◆ What is needed ◆
Give the data a second time, exactly and in full.

(Excerpts from an interface dataset)
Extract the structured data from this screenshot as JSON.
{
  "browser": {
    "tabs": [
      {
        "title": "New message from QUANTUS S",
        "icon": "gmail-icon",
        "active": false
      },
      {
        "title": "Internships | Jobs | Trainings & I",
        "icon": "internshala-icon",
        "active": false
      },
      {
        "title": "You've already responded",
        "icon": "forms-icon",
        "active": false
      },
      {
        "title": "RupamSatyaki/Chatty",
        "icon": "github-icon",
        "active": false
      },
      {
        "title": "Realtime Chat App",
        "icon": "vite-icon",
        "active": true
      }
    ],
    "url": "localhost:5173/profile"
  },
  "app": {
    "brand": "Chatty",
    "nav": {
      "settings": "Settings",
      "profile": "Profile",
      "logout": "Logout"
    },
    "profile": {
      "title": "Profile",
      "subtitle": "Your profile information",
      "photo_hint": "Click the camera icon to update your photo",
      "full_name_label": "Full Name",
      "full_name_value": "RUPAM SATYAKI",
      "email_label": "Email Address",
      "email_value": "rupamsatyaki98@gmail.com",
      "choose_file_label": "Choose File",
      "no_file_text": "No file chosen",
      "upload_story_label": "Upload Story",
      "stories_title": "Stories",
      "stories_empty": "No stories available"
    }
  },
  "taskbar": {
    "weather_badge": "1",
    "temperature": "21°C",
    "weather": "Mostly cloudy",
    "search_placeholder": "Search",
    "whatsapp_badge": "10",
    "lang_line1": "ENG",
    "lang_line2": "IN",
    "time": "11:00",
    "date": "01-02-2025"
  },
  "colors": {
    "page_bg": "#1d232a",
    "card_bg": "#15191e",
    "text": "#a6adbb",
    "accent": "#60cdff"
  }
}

◆ Result below ◆
Extract the structured data from this screenshot as JSON.
{
  "browser": {
    "tabs": [
      {
        "title": "New message from QUANTUS S",
        "icon": "gmail-icon",
        "active": false
      },
      {
        "title": "Internships | Jobs | Trainings & I",
        "icon": "internshala-icon",
        "active": false
      },
      {
        "title": "You've already responded",
        "icon": "forms-icon",
        "active": false
      },
      {
        "title": "RupamSatyaki/Chatty",
        "icon": "github-icon",
        "active": false
      },
      {
        "title": "Realtime Chat App",
        "icon": "vite-icon",
        "active": true
      }
    ],
    "url": "localhost:5173/profile"
  },
  "app": {
    "brand": "Chatty",
    "nav": {
      "settings": "Settings",
      "profile": "Profile",
      "logout": "Logout"
    },
    "profile": {
      "title": "Profile",
      "subtitle": "Your profile information",
      "photo_hint": "Click the camera icon to update your photo",
      "full_name_label": "Full Name",
      "full_name_value": "RUPAM SATYAKI",
      "email_label": "Email Address",
      "email_value": "rupamsatyaki98@gmail.com",
      "choose_file_label": "Choose File",
      "no_file_text": "No file chosen",
      "upload_story_label": "Upload Story",
      "stories_title": "Stories",
      "stories_empty": "No stories available"
    }
  },
  "taskbar": {
    "weather_badge": "1",
    "temperature": "21°C",
    "weather": "Mostly cloudy",
    "search_placeholder": "Search",
    "whatsapp_badge": "10",
    "lang_line1": "ENG",
    "lang_line2": "IN",
    "time": "11:00",
    "date": "01-02-2025"
  },
  "colors": {
    "page_bg": "#1d232a",
    "card_bg": "#15191e",
    "text": "#a6adbb",
    "accent": "#60cdff"
  }
}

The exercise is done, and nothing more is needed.